The IRS has subsequently issued a notice of proposed rulemaking that seeks comment on proposed regulations that address the issue before the court. See Section 67 Limitations on Estates or Trusts, 72 Fed. Reg. 41243 (July 27, 2007).
The amici respectfully submit that, apart from the rather curious timing, the IRS’s proposed regulations are irrelevant to the court’s consideration of this case. The notice of proposed rulemaking was issued by the IRS well after the operative facts of this case occurred, and no final regulations have been issued. Further, the Court need not defer to the IRS’s interpretation of the law contained in its final regulation – whenever it is issued and in whatever form it eventually takes – if that interpretation is contrary to the express language of the statute or the regulations are arbitrary and capricious.

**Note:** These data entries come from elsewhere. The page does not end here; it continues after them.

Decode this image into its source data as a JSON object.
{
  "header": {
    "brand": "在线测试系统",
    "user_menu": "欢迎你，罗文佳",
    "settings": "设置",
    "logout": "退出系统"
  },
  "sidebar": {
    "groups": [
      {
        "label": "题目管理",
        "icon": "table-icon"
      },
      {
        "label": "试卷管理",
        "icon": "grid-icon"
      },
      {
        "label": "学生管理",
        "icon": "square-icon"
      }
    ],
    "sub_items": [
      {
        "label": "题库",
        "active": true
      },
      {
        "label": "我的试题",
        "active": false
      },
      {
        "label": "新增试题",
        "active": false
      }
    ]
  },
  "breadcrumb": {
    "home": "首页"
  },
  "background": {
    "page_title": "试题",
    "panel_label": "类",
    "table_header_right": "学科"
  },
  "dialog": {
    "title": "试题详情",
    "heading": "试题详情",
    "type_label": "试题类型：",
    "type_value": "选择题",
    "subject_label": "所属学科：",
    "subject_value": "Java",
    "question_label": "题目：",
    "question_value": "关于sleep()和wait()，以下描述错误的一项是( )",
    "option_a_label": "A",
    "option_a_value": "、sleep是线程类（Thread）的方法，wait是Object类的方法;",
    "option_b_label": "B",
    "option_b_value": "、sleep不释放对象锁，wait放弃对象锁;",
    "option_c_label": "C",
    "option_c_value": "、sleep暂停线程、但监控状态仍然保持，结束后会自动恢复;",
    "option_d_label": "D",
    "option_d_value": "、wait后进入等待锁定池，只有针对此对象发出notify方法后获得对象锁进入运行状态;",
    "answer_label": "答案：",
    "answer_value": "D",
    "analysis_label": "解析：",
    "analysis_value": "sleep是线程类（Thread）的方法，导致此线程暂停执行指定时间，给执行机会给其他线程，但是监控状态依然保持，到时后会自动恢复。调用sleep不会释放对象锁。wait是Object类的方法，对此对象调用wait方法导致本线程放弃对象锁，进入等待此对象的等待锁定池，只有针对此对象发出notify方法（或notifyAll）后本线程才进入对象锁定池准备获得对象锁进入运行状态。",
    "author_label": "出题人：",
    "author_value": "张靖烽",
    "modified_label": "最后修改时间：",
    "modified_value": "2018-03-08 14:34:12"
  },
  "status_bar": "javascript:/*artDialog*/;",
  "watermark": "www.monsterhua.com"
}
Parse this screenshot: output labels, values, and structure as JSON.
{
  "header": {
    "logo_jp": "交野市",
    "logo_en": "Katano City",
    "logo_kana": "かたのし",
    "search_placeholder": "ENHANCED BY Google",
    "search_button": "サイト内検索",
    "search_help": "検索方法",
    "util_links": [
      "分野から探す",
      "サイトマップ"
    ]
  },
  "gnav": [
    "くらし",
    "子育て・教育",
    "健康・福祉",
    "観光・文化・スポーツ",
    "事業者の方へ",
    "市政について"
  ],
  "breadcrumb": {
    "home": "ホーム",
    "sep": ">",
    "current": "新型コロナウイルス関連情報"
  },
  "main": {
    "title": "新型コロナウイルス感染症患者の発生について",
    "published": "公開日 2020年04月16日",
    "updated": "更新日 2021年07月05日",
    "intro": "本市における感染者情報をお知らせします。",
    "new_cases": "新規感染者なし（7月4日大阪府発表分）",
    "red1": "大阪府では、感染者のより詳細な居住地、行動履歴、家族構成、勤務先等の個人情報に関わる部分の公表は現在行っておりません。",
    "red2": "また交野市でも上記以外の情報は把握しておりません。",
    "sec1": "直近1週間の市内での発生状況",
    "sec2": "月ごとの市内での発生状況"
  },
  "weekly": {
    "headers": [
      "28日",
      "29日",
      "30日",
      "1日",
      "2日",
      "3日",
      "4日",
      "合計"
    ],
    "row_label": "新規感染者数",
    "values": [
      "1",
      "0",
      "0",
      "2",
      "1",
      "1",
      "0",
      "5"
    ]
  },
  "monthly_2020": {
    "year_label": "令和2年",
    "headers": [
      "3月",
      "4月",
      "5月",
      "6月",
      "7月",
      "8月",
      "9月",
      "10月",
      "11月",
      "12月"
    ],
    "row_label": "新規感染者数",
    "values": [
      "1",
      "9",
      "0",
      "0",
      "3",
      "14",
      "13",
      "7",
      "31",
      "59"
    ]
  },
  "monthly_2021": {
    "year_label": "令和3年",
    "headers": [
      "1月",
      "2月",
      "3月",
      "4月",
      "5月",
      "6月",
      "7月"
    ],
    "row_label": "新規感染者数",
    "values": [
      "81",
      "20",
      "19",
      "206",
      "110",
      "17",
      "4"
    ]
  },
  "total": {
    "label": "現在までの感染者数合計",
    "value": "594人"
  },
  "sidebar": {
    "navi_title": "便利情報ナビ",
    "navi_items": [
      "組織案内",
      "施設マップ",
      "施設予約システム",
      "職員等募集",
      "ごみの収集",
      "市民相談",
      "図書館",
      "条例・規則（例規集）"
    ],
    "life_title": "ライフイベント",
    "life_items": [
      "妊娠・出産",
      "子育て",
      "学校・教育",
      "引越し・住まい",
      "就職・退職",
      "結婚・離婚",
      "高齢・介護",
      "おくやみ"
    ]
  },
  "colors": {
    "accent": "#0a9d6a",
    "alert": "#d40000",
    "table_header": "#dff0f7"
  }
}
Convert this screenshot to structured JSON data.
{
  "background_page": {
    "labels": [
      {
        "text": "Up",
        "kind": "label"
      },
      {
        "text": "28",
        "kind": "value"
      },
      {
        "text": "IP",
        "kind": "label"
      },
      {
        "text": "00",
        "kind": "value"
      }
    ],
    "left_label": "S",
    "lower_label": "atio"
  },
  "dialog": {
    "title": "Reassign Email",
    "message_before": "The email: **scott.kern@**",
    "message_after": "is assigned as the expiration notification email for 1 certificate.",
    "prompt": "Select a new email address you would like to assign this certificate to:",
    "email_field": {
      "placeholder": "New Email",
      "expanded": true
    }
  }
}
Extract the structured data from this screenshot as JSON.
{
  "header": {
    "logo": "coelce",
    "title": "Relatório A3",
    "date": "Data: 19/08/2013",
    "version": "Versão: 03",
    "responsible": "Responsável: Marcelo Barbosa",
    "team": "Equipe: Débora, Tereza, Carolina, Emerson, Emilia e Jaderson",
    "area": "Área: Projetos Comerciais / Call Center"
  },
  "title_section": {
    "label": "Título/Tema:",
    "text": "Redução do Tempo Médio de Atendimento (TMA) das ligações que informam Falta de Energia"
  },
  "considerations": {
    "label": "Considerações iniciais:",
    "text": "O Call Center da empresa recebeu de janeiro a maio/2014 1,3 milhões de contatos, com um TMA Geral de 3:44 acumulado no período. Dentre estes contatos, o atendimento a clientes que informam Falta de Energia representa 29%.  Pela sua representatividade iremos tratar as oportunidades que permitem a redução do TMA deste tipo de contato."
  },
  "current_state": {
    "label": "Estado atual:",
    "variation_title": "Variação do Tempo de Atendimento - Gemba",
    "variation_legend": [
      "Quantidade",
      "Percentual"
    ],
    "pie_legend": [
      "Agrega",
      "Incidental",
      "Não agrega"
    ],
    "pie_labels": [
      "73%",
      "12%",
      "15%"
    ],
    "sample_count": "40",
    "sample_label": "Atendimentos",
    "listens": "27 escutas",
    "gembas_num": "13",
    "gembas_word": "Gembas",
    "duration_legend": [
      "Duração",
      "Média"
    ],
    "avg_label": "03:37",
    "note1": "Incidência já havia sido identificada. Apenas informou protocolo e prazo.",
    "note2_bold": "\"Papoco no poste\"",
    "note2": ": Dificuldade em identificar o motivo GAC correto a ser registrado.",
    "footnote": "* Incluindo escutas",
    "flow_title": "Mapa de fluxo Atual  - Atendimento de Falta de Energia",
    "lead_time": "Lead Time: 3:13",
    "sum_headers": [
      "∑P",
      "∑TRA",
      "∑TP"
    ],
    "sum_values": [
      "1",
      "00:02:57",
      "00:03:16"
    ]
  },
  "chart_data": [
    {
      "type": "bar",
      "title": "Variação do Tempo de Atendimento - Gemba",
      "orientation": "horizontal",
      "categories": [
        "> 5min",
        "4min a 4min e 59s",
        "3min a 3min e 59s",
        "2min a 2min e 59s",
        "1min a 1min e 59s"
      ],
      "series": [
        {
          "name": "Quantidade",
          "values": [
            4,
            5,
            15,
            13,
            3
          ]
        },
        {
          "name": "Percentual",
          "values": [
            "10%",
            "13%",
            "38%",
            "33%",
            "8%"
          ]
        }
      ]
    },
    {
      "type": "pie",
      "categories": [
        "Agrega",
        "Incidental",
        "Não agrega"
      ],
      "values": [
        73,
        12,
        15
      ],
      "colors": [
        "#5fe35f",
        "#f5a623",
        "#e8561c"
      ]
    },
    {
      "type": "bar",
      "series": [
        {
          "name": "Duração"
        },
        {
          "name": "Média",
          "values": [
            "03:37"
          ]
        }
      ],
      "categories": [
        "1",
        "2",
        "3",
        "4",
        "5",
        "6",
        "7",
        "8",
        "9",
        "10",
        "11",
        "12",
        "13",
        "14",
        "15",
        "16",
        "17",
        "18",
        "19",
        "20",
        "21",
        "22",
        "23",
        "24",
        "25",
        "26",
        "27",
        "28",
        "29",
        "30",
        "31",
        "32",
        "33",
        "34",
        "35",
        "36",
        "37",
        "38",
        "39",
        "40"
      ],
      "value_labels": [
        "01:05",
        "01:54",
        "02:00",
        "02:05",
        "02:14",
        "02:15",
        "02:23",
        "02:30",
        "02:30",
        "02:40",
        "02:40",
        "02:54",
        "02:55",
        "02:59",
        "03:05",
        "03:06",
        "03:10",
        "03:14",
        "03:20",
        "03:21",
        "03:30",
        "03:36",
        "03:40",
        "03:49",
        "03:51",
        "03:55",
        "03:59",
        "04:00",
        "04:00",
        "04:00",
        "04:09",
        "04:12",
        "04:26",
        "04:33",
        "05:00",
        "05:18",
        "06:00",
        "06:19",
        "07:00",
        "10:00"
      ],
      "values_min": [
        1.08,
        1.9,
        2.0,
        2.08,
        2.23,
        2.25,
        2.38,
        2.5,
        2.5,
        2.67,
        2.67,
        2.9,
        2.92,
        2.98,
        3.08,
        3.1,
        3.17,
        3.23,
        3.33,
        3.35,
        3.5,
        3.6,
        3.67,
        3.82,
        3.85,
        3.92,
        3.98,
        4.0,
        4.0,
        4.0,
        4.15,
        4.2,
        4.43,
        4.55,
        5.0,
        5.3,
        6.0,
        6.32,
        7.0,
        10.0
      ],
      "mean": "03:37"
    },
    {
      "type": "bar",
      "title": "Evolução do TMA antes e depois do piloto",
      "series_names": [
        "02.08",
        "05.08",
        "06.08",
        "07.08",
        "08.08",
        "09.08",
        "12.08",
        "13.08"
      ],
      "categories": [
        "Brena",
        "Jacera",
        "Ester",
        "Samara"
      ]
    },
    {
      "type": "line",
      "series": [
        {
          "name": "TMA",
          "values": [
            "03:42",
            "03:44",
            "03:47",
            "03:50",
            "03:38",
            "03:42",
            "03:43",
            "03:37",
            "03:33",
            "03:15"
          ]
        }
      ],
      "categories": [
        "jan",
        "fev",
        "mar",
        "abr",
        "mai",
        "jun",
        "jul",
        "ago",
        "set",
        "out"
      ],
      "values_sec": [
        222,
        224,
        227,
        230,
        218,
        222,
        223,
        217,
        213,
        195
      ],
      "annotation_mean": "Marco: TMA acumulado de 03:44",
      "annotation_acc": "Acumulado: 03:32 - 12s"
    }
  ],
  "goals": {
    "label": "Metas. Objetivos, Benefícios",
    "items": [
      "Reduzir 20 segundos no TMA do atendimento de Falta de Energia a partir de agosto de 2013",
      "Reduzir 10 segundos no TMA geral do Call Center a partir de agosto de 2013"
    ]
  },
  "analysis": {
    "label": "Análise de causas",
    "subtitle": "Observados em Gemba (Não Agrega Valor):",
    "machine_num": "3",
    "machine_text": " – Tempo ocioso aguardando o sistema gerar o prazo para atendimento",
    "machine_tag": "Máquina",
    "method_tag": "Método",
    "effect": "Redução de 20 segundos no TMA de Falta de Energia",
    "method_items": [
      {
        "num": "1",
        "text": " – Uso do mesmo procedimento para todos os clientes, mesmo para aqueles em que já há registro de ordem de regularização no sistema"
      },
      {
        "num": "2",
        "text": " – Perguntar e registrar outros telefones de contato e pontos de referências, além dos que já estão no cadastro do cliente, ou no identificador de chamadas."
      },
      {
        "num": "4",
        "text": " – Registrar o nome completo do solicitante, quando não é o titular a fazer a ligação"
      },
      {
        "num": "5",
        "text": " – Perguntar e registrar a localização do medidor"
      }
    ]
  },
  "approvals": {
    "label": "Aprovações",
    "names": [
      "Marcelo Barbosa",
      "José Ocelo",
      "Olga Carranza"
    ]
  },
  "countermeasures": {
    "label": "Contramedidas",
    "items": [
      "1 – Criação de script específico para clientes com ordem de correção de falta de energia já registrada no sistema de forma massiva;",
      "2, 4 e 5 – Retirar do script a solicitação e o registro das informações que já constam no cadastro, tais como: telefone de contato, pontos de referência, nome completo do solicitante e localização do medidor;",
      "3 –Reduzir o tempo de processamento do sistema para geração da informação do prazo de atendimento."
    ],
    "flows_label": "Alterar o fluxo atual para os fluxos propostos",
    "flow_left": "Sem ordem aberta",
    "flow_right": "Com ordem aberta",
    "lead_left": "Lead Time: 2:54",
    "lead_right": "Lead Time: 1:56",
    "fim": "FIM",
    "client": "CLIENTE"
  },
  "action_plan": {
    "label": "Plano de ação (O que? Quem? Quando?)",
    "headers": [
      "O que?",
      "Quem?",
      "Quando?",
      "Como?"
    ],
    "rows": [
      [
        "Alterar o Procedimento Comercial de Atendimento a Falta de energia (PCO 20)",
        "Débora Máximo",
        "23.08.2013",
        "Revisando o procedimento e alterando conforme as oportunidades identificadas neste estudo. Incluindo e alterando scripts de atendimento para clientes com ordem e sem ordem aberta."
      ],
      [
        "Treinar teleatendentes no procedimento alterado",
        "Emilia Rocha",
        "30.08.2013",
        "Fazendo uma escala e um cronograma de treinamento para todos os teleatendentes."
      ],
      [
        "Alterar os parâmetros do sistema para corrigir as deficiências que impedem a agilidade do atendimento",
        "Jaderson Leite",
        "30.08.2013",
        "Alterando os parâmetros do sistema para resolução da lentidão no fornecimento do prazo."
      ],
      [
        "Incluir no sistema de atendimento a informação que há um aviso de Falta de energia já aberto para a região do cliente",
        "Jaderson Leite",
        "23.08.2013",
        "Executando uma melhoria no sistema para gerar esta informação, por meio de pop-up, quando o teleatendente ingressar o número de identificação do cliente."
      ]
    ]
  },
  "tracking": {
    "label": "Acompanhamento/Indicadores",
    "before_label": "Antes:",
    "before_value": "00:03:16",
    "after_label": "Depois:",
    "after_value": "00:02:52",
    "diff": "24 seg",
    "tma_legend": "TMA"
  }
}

In sum, the Court should conclude that the Second Circuit decided the case below incorrectly. The existence of a legal duty of prudence differentiates the individual investor from the trustee, and the fulfillment of that duty of prudence may require a trustee to retain expert investment help. The advice received by the trustee (and for which the fees are incurred) is in most cases peculiar to the particular trust in light of the trust’s purpose and other factors outlined by the UPIA. The Court should ultimately conclude that investment management fees are fully deductible by trusts under Section 67(e) of the Tax Code because they “would not have been incurred if the property had not been held in trust.”Update: 09/04/07:CONCLUSION
Based upon the foregoing, the ABA and State Association Amici urge the Court to grant the petition for certiorari to resolve the conflict between the circuits and to provide a uniform interpretation of the Tax Code.
In my original posting, I had mentioned that the Pennsylvania Bankers Association was not among the amicus parties. This was clearly incorrect, as indicated by the list of participants.
This error was pointed out to me today by Louise A. Rynd, Esq., who serves as General Counsel for the Pennsylvania Bankers Association, in Harrisburg: "I read your posting to state that PBA had not joined and that no PA statute was cited. We did in fact join and the first statute cited is PA law."
I changed the text of the posting above to be accurate. I thank Louise for telling me; and I apologize for the error. I am glad that the PA Bankers Association is participating.
Various organizations submitted comments to the proposed regulations, and the IRS held a hearing on Wednesday, November 14, 2007. See: PA EE&F Law Blog posting, IRS Gets Comments on "Rudkin" Regs Proposed (11/19/07).
On January 16, 2008, the United States Supreme Court issued its decision in Knight, Trustee of William L. Rudkin Testamentary Trust v. Commissioner of Internal Revenue Service. (No. 06–1286; PDF, 16 pages). In short, the IRS won. But the drama may not be over, either.
See: PA EE&F Law Blog posting "IRS Wins Rudkin Case in U.S. Supreme Court" (01/17/08).